Given information.

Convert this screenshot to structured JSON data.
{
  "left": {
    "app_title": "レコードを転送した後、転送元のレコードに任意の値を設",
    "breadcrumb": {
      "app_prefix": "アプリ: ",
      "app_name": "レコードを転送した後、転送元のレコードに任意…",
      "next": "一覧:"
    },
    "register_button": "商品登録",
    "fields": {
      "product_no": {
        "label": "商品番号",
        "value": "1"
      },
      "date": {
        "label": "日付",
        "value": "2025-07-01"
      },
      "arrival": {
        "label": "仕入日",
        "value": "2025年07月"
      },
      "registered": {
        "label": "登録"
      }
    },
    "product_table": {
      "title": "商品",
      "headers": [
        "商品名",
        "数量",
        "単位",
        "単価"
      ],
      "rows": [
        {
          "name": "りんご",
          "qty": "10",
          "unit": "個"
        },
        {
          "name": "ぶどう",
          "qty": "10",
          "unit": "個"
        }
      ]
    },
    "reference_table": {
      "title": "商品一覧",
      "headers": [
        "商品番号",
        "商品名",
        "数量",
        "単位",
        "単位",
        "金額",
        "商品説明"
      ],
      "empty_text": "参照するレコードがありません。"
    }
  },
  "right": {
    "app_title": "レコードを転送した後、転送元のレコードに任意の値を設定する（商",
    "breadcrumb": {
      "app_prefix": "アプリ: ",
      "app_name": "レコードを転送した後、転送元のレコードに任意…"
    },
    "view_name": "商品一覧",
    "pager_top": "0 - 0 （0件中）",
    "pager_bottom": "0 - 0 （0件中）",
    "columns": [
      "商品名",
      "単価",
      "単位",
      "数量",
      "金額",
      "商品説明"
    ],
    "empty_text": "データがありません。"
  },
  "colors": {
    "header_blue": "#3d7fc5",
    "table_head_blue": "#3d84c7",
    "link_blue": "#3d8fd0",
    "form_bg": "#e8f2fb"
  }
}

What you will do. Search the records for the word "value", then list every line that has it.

Task solution.
        "value": "1"
        "value": "2025-07-01"
        "value": "2025年07月"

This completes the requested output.